Both men and women benefit from auto-enrollment
In auto-enrollment plans, women also remain as participants at a slightly higher rate than men in the under-$150,000 income range, although the difference is not more than 3 percentage points in any given income bracket, according to the Vanguard research.
Overall, however, both women’s and men’s participation rate — 68% and 65%, respectively — in voluntary enrollment plans is much lower than the 93% rate in auto-enrollment plans.
Auto enrollment is considered one of the best ways to increase participation in 401(k)s and similar workplace retirement savings plans. However, not all employers’ plans use it due to both administrative complexity and cost.
“The main cost is the employer match,” Stinnett said, explaining that higher rates of participation due to auto-enrollment results in more workers getting a matching contribution from their employer.
“That’s something you have to budget for as an employer,” he said. “It’s an increased cost.”
Required auto-enrollment might be on its way
There’s a chance that Congress could begin requiring many employers to auto-enroll as part of a broader effort to improve the U.S. retirement system. The House passed a bipartisan bill in March known as Secure 2.0 — a nod to the original Secure Act of 2019 — that would require auto-enrollment except in existing plans, businesses with 10 or fewer employees and companies that are less than three years old.

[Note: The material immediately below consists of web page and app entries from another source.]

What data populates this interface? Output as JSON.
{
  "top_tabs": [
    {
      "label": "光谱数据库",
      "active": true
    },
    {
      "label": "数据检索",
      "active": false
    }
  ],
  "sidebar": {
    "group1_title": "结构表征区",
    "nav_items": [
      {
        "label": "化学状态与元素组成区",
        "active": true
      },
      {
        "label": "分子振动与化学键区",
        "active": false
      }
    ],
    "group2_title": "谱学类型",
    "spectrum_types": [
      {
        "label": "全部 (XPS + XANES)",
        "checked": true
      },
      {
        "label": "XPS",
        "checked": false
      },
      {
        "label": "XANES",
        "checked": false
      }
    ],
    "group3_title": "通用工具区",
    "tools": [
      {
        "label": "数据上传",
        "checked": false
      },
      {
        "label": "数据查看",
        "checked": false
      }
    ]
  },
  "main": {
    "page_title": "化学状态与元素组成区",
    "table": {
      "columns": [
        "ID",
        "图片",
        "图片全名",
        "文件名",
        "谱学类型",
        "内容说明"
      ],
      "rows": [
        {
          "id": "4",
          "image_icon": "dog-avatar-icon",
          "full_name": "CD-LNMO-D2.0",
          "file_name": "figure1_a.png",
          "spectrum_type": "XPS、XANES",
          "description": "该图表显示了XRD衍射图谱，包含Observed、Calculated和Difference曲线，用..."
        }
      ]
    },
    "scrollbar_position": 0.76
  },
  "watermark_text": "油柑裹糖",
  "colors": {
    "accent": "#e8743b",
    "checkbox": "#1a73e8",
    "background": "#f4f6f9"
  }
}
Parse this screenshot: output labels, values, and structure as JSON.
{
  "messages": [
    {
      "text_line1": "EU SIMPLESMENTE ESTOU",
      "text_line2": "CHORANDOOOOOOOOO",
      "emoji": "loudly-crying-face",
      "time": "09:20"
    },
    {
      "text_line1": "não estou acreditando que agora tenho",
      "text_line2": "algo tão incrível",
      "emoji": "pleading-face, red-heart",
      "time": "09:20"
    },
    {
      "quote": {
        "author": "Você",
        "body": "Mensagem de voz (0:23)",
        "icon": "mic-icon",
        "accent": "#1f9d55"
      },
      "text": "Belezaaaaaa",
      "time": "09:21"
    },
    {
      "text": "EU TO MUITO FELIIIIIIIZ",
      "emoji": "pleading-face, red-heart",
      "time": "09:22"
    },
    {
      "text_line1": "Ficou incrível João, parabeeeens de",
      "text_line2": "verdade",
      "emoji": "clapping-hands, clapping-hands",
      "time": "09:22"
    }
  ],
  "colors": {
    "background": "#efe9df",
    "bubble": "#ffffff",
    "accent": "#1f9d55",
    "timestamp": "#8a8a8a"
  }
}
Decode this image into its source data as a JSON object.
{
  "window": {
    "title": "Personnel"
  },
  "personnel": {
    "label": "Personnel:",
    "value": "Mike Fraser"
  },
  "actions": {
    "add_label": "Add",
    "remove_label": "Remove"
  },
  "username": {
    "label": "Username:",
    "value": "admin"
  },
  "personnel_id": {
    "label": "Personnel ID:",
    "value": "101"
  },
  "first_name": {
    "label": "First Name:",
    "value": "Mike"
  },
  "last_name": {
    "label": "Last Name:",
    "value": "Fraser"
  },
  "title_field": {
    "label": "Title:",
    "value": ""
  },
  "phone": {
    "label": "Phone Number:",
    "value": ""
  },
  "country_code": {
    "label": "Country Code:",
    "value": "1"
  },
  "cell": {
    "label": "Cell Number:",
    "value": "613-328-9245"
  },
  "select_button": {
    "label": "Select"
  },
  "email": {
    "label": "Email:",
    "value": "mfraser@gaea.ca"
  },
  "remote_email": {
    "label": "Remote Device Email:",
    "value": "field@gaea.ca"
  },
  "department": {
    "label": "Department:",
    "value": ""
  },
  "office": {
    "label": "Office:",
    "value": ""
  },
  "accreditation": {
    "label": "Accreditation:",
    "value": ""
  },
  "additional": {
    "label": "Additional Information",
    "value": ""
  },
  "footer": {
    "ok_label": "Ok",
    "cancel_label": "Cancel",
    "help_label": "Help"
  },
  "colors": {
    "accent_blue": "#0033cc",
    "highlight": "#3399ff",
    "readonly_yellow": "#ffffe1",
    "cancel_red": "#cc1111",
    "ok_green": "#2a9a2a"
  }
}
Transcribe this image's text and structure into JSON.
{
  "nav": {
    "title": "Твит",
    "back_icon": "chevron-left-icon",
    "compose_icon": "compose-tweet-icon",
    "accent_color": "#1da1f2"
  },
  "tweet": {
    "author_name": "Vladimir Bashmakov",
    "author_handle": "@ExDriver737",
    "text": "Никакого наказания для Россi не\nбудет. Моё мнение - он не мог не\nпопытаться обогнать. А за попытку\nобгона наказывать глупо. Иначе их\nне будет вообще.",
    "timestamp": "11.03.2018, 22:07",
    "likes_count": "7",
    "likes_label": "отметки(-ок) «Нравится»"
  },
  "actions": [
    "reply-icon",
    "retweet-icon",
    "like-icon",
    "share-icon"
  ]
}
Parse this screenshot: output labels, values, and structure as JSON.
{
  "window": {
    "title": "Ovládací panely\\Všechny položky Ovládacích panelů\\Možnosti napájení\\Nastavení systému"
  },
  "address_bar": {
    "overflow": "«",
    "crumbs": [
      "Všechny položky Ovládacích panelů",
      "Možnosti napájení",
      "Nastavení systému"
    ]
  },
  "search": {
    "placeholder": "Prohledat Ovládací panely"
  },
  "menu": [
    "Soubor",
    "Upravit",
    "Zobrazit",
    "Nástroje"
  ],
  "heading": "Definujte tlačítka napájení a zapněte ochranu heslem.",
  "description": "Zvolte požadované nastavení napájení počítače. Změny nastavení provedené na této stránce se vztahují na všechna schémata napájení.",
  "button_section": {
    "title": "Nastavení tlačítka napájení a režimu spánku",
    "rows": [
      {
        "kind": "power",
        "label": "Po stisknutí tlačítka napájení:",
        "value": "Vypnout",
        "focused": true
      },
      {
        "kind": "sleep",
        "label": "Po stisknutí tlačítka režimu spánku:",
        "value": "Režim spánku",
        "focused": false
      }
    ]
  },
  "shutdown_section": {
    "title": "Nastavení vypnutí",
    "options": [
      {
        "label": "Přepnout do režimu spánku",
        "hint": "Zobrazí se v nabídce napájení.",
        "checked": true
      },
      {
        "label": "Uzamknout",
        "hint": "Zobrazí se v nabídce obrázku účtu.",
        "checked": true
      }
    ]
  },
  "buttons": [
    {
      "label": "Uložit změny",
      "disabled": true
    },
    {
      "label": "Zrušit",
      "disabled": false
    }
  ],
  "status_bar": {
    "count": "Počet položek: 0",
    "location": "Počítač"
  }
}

The Senate’s version of Secure 2.0 would not mandate auto-enrollment but would provide incentives for companies to implement the feature. It’s uncertain whether the bill will pass this year, before the next Congress is seated, although supporters are optimistic.